YOUR GOAL ::
Using the entries that follow, collect the lines where the word "accent" appears.

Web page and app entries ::

------------------------------------

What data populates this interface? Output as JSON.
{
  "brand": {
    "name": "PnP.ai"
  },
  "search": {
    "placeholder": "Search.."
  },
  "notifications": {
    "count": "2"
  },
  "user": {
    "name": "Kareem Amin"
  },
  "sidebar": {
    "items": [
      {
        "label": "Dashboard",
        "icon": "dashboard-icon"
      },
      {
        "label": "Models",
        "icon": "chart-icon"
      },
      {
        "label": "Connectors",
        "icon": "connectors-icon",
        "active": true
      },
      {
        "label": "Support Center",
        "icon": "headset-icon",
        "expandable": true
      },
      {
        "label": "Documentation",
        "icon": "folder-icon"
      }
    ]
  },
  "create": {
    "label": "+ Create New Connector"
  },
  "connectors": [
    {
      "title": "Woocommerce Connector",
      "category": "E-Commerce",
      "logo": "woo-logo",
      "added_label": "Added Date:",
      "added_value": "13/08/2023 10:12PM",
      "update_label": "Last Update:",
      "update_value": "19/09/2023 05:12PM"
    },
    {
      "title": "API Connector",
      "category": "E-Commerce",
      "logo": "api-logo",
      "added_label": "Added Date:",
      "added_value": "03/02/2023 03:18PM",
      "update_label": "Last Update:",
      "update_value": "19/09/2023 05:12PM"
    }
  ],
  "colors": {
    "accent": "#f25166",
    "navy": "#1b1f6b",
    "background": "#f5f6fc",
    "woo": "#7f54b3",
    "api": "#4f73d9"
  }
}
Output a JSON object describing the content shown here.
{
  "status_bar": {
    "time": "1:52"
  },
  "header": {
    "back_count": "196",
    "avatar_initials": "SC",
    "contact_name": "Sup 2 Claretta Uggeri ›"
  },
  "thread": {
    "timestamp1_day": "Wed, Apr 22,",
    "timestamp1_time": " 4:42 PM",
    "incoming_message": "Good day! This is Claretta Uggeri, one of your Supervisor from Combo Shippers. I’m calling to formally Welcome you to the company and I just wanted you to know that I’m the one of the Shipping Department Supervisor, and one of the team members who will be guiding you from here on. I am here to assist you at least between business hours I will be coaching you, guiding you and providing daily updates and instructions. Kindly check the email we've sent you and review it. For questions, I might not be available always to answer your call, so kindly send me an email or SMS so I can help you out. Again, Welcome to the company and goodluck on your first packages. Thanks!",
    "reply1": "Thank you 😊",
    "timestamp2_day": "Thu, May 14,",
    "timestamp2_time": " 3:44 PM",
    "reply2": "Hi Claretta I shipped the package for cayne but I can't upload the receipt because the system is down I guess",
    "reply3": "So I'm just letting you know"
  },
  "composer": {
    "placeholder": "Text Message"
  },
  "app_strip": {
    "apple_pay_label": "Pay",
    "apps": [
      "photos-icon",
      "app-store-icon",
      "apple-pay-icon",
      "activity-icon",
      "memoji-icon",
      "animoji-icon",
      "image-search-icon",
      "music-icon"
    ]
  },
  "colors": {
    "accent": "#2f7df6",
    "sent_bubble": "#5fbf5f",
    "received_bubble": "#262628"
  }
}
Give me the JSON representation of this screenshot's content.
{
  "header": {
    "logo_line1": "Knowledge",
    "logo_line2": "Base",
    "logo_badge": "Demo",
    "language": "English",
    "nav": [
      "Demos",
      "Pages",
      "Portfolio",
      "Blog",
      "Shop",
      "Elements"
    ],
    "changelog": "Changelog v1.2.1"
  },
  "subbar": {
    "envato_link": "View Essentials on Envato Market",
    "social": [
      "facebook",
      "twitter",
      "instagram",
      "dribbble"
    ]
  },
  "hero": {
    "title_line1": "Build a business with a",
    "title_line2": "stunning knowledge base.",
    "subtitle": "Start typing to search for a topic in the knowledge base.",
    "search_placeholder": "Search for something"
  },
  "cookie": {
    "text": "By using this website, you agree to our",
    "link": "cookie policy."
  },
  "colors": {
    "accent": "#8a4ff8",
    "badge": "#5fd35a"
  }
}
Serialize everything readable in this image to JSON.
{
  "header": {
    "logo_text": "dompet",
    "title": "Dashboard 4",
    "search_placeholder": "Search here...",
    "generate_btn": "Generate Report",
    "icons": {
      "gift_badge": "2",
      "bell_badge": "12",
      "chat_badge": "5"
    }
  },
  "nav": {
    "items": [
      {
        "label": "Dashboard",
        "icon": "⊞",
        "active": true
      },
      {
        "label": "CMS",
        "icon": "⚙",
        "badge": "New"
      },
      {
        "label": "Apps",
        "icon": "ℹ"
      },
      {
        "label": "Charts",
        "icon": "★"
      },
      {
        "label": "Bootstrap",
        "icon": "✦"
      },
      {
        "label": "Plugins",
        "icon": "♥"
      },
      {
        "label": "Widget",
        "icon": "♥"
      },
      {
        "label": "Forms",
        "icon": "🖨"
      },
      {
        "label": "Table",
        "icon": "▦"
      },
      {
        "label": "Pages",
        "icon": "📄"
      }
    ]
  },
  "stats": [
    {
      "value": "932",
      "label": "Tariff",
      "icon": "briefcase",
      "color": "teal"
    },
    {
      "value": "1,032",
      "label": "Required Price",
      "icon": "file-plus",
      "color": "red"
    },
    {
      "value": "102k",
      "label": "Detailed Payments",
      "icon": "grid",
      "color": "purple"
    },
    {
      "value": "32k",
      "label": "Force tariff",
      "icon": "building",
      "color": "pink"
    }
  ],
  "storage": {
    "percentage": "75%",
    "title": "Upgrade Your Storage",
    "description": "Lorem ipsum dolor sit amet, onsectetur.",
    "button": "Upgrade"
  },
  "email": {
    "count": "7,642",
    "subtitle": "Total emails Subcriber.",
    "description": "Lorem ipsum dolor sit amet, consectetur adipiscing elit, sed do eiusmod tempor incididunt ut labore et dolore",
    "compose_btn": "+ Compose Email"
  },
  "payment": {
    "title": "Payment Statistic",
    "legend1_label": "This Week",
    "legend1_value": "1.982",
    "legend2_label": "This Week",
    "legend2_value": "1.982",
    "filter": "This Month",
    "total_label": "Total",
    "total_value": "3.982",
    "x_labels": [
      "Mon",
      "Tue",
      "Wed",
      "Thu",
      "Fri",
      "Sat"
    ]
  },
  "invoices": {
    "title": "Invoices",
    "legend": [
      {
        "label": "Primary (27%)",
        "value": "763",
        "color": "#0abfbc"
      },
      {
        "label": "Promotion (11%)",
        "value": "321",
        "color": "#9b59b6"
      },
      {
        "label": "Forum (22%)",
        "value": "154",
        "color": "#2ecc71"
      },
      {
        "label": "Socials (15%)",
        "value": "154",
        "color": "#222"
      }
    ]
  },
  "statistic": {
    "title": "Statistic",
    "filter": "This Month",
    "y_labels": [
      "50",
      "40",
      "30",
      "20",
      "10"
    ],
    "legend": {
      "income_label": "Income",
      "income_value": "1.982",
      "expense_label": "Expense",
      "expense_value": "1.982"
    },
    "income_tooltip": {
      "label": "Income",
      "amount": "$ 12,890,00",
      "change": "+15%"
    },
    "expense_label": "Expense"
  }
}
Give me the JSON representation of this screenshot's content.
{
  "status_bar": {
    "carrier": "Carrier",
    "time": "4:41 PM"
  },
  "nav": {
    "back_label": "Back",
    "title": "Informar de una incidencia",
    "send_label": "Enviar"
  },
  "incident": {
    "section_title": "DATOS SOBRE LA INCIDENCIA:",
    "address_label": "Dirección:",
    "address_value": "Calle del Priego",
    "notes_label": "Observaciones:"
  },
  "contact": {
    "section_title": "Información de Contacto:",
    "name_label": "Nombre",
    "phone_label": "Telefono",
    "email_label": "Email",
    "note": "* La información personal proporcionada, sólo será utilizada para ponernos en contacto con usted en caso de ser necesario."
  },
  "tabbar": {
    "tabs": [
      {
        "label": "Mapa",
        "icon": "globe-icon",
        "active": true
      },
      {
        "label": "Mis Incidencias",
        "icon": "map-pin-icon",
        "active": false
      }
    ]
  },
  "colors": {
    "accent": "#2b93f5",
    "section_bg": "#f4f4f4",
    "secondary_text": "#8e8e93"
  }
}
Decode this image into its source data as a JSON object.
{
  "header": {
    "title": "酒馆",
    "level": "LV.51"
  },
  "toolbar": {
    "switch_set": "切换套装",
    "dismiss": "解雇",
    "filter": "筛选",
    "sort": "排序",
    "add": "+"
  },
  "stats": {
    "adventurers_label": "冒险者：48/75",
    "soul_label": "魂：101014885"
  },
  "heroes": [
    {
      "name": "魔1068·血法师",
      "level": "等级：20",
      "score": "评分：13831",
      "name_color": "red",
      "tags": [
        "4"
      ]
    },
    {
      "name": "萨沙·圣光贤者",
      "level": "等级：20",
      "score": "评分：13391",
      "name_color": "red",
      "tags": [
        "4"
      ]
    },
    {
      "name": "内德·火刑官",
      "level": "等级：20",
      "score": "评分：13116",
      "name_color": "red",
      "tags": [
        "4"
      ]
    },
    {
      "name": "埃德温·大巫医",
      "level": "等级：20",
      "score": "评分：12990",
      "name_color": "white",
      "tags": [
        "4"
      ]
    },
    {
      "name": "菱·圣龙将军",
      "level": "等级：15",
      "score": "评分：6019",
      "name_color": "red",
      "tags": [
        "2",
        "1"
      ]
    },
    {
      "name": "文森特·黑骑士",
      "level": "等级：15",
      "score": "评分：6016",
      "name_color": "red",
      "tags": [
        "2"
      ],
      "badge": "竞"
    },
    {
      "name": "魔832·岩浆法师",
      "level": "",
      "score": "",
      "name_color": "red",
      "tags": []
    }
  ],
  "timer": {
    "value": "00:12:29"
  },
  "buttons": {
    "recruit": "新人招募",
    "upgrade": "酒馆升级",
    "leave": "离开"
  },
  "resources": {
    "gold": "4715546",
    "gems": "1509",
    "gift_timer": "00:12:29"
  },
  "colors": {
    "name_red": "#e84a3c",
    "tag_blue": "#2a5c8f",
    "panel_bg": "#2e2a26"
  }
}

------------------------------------

RESULT ::
    "accent": "#f25166",
    "accent": "#2f7df6",
    "accent": "#8a4ff8",
    "accent": "#2b93f5",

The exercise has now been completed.